→ REQUIRED WORK
Repeat the entries. Each one must match exactly.

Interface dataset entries
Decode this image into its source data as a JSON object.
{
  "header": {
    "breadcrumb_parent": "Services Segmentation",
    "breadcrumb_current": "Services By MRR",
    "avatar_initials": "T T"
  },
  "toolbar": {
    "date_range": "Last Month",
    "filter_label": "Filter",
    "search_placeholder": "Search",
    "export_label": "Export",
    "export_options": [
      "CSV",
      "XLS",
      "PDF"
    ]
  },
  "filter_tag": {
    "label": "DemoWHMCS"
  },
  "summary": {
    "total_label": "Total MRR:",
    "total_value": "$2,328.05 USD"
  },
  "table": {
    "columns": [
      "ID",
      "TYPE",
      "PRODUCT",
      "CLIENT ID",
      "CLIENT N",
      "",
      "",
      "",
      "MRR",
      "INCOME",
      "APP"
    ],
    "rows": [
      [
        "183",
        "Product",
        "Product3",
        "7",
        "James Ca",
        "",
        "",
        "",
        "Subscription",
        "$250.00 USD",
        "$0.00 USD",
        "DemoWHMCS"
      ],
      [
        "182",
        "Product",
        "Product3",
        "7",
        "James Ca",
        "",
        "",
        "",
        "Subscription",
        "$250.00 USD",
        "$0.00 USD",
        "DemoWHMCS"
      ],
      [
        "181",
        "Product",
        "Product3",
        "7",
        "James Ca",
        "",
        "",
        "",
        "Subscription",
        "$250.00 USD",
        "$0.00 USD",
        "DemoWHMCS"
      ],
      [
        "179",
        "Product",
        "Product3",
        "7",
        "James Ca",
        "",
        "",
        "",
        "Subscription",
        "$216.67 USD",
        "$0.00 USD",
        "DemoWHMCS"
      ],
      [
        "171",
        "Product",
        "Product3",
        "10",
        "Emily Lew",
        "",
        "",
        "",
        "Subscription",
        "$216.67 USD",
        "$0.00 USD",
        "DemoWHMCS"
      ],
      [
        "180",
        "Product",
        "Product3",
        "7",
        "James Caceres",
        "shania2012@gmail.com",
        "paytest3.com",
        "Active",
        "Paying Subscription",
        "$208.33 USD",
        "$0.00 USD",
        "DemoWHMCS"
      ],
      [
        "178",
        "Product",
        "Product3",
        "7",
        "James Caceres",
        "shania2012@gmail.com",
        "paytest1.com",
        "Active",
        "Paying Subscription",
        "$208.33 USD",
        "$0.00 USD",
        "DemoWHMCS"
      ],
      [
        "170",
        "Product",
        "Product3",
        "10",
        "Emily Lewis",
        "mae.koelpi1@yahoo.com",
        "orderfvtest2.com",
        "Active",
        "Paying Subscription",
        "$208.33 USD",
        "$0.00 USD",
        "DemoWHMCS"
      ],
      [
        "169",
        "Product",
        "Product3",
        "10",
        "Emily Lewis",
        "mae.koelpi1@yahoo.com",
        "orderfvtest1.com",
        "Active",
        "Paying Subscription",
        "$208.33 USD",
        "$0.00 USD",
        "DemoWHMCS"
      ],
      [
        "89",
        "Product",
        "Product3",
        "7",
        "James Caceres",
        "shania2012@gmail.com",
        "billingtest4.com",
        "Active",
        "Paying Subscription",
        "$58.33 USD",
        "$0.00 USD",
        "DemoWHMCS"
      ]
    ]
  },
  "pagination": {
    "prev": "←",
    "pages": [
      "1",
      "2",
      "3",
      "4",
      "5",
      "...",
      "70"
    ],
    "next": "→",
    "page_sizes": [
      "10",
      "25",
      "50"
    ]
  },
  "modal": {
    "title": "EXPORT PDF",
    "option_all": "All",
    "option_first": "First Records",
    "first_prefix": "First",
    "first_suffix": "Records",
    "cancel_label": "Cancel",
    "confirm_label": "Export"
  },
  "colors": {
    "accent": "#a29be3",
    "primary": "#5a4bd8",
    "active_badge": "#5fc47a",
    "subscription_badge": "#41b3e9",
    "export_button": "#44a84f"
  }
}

→ EXERCISE SOLUTION
Decode this image into its source data as a JSON object.
{
  "header": {
    "breadcrumb_parent": "Services Segmentation",
    "breadcrumb_current": "Services By MRR",
    "avatar_initials": "T T"
  },
  "toolbar": {
    "date_range": "Last Month",
    "filter_label": "Filter",
    "search_placeholder": "Search",
    "export_label": "Export",
    "export_options": [
      "CSV",
      "XLS",
      "PDF"
    ]
  },
  "filter_tag": {
    "label": "DemoWHMCS"
  },
  "summary": {
    "total_label": "Total MRR:",
    "total_value": "$2,328.05 USD"
  },
  "table": {
    "columns": [
      "ID",
      "TYPE",
      "PRODUCT",
      "CLIENT ID",
      "CLIENT N",
      "",
      "",
      "",
      "MRR",
      "INCOME",
      "APP"
    ],
    "rows": [
      [
        "183",
        "Product",
        "Product3",
        "7",
        "James Ca",
        "",
        "",
        "",
        "Subscription",
        "$250.00 USD",
        "$0.00 USD",
        "DemoWHMCS"
      ],
      [
        "182",
        "Product",
        "Product3",
        "7",
        "James Ca",
        "",
        "",
        "",
        "Subscription",
        "$250.00 USD",
        "$0.00 USD",
        "DemoWHMCS"
      ],
      [
        "181",
        "Product",
        "Product3",
        "7",
        "James Ca",
        "",
        "",
        "",
        "Subscription",
        "$250.00 USD",
        "$0.00 USD",
        "DemoWHMCS"
      ],
      [
        "179",
        "Product",
        "Product3",
        "7",
        "James Ca",
        "",
        "",
        "",
        "Subscription",
        "$216.67 USD",
        "$0.00 USD",
        "DemoWHMCS"
      ],
      [
        "171",
        "Product",
        "Product3",
        "10",
        "Emily Lew",
        "",
        "",
        "",
        "Subscription",
        "$216.67 USD",
        "$0.00 USD",
        "DemoWHMCS"
      ],
      [
        "180",
        "Product",
        "Product3",
        "7",
        "James Caceres",
        "shania2012@gmail.com",
        "paytest3.com",
        "Active",
        "Paying Subscription",
        "$208.33 USD",
        "$0.00 USD",
        "DemoWHMCS"
      ],
      [
        "178",
        "Product",
        "Product3",
        "7",
        "James Caceres",
        "shania2012@gmail.com",
        "paytest1.com",
        "Active",
        "Paying Subscription",
        "$208.33 USD",
        "$0.00 USD",
        "DemoWHMCS"
      ],
      [
        "170",
        "Product",
        "Product3",
        "10",
        "Emily Lewis",
        "mae.koelpi1@yahoo.com",
        "orderfvtest2.com",
        "Active",
        "Paying Subscription",
        "$208.33 USD",
        "$0.00 USD",
        "DemoWHMCS"
      ],
      [
        "169",
        "Product",
        "Product3",
        "10",
        "Emily Lewis",
        "mae.koelpi1@yahoo.com",
        "orderfvtest1.com",
        "Active",
        "Paying Subscription",
        "$208.33 USD",
        "$0.00 USD",
        "DemoWHMCS"
      ],
      [
        "89",
        "Product",
        "Product3",
        "7",
        "James Caceres",
        "shania2012@gmail.com",
        "billingtest4.com",
        "Active",
        "Paying Subscription",
        "$58.33 USD",
        "$0.00 USD",
        "DemoWHMCS"
      ]
    ]
  },
  "pagination": {
    "prev": "←",
    "pages": [
      "1",
      "2",
      "3",
      "4",
      "5",
      "...",
      "70"
    ],
    "next": "→",
    "page_sizes": [
      "10",
      "25",
      "50"
    ]
  },
  "modal": {
    "title": "EXPORT PDF",
    "option_all": "All",
    "option_first": "First Records",
    "first_prefix": "First",
    "first_suffix": "Records",
    "cancel_label": "Cancel",
    "confirm_label": "Export"
  },
  "colors": {
    "accent": "#a29be3",
    "primary": "#5a4bd8",
    "active_badge": "#5fc47a",
    "subscription_badge": "#41b3e9",
    "export_button": "#44a84f"
  }
}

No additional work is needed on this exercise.